[Saved data entries]
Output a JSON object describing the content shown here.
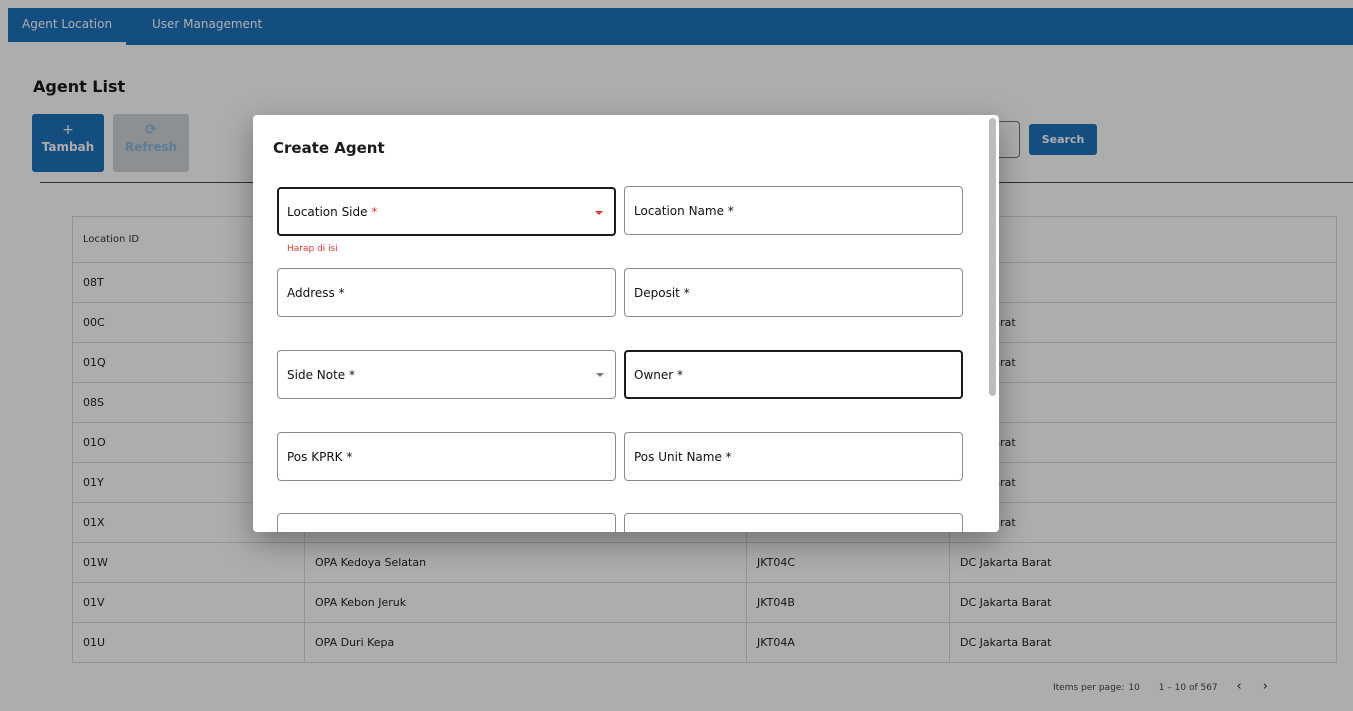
{
  "nav": {
    "tabs": [
      {
        "label": "Agent Location",
        "active": true
      },
      {
        "label": "User Management",
        "active": false
      }
    ]
  },
  "page": {
    "title": "Agent List",
    "add_button": {
      "icon": "plus-icon",
      "label": "Tambah"
    },
    "refresh_button": {
      "icon": "refresh-icon",
      "label": "Refresh"
    },
    "search_button": "Search"
  },
  "table": {
    "headers": [
      "Location ID",
      "",
      "",
      "n"
    ],
    "rows": [
      [
        "08T",
        "",
        "",
        ""
      ],
      [
        "00C",
        "",
        "",
        "arta Barat"
      ],
      [
        "01Q",
        "",
        "",
        "arta Barat"
      ],
      [
        "08S",
        "",
        "",
        ""
      ],
      [
        "01O",
        "",
        "",
        "arta Barat"
      ],
      [
        "01Y",
        "",
        "",
        "arta Barat"
      ],
      [
        "01X",
        "",
        "",
        "arta Barat"
      ],
      [
        "01W",
        "OPA Kedoya Selatan",
        "JKT04C",
        "DC Jakarta Barat"
      ],
      [
        "01V",
        "OPA Kebon Jeruk",
        "JKT04B",
        "DC Jakarta Barat"
      ],
      [
        "01U",
        "OPA Duri Kepa",
        "JKT04A",
        "DC Jakarta Barat"
      ]
    ]
  },
  "pager": {
    "items_per_page_label": "Items per page:",
    "items_per_page": "10",
    "range": "1 – 10 of 567",
    "prev": "‹",
    "next": "›"
  },
  "dialog": {
    "title": "Create Agent",
    "fields": {
      "location_side": {
        "label": "Location Side",
        "required_mark": "*",
        "error": "Harap di isi"
      },
      "location_name": {
        "label": "Location Name *"
      },
      "address": {
        "label": "Address *"
      },
      "deposit": {
        "label": "Deposit *"
      },
      "side_note": {
        "label": "Side Note *"
      },
      "owner": {
        "label": "Owner *"
      },
      "pos_kprk": {
        "label": "Pos KPRK *"
      },
      "pos_unit_name": {
        "label": "Pos Unit Name *"
      }
    }
  },
  "colors": {
    "primary": "#1e73be",
    "error": "#e53935"
  }
}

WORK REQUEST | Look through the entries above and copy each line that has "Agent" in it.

ANSWER BELOW |
        "label": "Agent Location",
    "title": "Agent List",
    "title": "Create Agent",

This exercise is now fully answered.